Current research includes a project funded by Toyota that uses Markov Models and Machine Learning to predict heart arrhythmia, an NSF-funded project to detect Acute Respiratory Distress Syndrome (ARDS) from x-ray images and projects using tensor analysis on health care data (funded by the Department of Defense and National Science Foundation).
The focus of Dr. Najarian’s research is on the design of signal/image processing and machine learning methods to create computer-assisted clinical decision support systems that improve patient care and reduce the costs of healthcare. Dr. Najarian’s lab also designs sensors to collect and analyze physiological signals and images. In particular, Dr. Najarian’s research focuses on creating decision support systems to manage traumatic brain injuries, traumatic pelvic/abdominal injuries and hypovolemia. Dr. Najarian’s research has been funded by agencies such as National Science Foundation and Department of Defense. He serves as the Editor-in-Chief of Biomedical Engineering and Computational Biology and the Associate Editor of two other journals in the field of biomedical informatics. He is also a member of the editorial board of many other journals and serves as the guest editor of special issues for several journals.

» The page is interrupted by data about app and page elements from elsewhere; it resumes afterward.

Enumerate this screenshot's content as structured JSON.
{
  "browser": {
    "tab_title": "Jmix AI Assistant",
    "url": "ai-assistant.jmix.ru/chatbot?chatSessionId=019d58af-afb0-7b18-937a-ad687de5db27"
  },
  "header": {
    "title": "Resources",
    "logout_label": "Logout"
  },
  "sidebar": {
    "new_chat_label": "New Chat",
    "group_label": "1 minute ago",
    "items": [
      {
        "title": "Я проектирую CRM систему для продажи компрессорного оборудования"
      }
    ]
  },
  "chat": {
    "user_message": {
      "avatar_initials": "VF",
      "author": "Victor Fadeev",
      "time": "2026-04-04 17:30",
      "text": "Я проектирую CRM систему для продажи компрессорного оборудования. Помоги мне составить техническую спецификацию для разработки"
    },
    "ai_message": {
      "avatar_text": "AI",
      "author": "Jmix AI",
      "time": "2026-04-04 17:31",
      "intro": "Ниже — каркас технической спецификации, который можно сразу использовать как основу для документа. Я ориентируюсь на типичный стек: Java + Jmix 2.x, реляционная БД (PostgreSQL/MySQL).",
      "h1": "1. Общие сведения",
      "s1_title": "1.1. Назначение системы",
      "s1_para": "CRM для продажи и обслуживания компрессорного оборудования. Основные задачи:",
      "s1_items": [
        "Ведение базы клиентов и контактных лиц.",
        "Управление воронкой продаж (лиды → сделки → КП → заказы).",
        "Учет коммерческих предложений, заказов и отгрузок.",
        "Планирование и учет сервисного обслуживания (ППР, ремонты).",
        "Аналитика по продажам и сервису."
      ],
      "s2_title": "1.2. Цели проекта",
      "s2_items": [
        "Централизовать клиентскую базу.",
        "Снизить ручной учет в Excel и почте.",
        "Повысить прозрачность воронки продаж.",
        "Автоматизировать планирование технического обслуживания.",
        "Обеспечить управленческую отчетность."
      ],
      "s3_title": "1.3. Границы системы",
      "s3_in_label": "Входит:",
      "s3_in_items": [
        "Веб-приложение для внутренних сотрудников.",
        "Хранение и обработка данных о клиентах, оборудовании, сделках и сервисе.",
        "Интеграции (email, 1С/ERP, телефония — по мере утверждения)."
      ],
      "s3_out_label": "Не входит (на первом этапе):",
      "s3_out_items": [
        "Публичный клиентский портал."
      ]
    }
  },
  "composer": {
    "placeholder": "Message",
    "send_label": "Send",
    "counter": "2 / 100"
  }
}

My research broadly focuses on developing data analytics and decision-making methodologies specifically tailored for Internet of Things (IoT) enabled smart and connected products/systems. I envision that most (if not all) engineering systems will eventually become connected systems in the future. Therefore, my key focus is on developing next-generation data analytics, machine learning, individualized informatics and graphical and network modeling tools to truly realize the competitive advantages that are promised by smart and connected products/systems.
Srijan Sen, MD, PhD, is the Frances and Kenneth Eisenberg Professor of Depression and Neurosciences. Dr. Sen’s research focuses on the interactions between genes and the environment and their effect on stress, anxiety, and depression. He also has a particular interest in medical education, and leads a large multi-institution study that uses medical internship as a model of stress.
Kathleen M Bergen, PhD, is Associate Research Scientist in the School for Environment and Sustainability at the University of Michigan, Ann Arbor. Dr. Bergen currently has interim administrative oversight of the SEAS Environmental Spatial Analysis Laboratory (ESALab) and is interim Director of the campus-wide Graduate Certificate Program in Spatial Analysis.
Prof. Bergen works in the areas of human dimensions of environmental change; remote sensing, GIS and biodiversity informatics; and environmental health and informatics. Her focus is on combining field and geospatial data and methods to study the pattern and process of ecological systems, biodiversity and health. She also strives to build bridges between science and social science to understand the implications of human actions on the social and natural systems of which we are a part. She teaches courses in Remote Sensing and Geographic Information Systems. Formerly she served as a founding member of the UM LIbrary’s MIRLYN implementation team, directed the University Map Collection, and set up the M-Link reference information network.